Types of Age-Related Macular Degeneration and How to Treat Them
There are two types of AMD: dry and wet. Both destroy the clear, see-straight central vision necessary for reading, driving, identifying faces, watching television and performing other daily activities. Peripheral vision may not be affected and it may be possible to see side views. Dry AMD About 90% of AMD cases are classified as dry Age-related Macular Degeneration. Usually, AMD starts as the dry type and can develop in one or both eyes. This process is slow and can advance over the course of several years, Many people do not even realize they have AMD, because early dry AMD is usually mild and free of symptoms.
Dry AMD has three stages:
- Early: In this stage, central vision is usually not affected. The eyes may have some small drusen, but there is a low risk of it progressing to advanced-dry AMD.
- Intermediate: In this stage, near and distance vision is affected, and a person may have a blind spot or blurring in the central vision. People with intermediate dry AMD are likely to have many medium-sized drusen, or one or more large drusen. After five years with intermediate dry AMD, the risk of it progressing toward the advanced stage is higher, but still low. For people with large drusen in both eyes, the risk of developing advanced AMD is greater.

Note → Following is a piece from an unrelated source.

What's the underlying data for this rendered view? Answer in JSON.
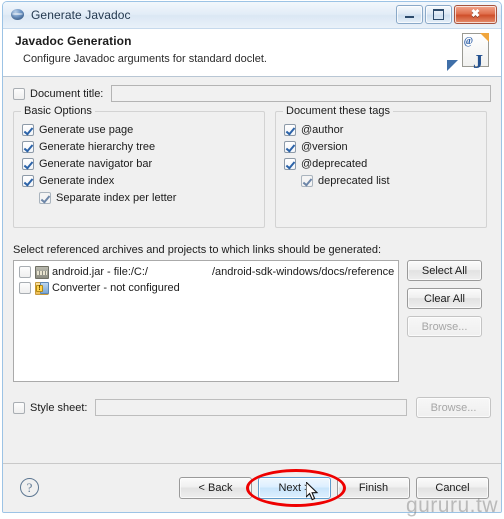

- Advanced: At the advanced stage, the cells in the macula completely lose their ability to function. There is a definite blurred or blank spot in the centre of one’s sightline. Over time, vision will likely worsen and a person will have difficulty reading or recognizing faces. Up to 43 percent of people in this stage of dry AMD will progress to wet AMD, the more aggressive form of the disease.
Wet Age-Related Macular Degeneration is the most severe form of AMD and can cause a sudden loss of vision within weeks or months. Recognizing and managing wet AMD early can asset in preventing further vision loss. Wet AMD involves the unexpected growth of abnormal blood vessels below the retina, which breaks into the macula causing blood and fluid to leak. Once wet AMD is presented in one eye, the chance of it developing in the second is greater.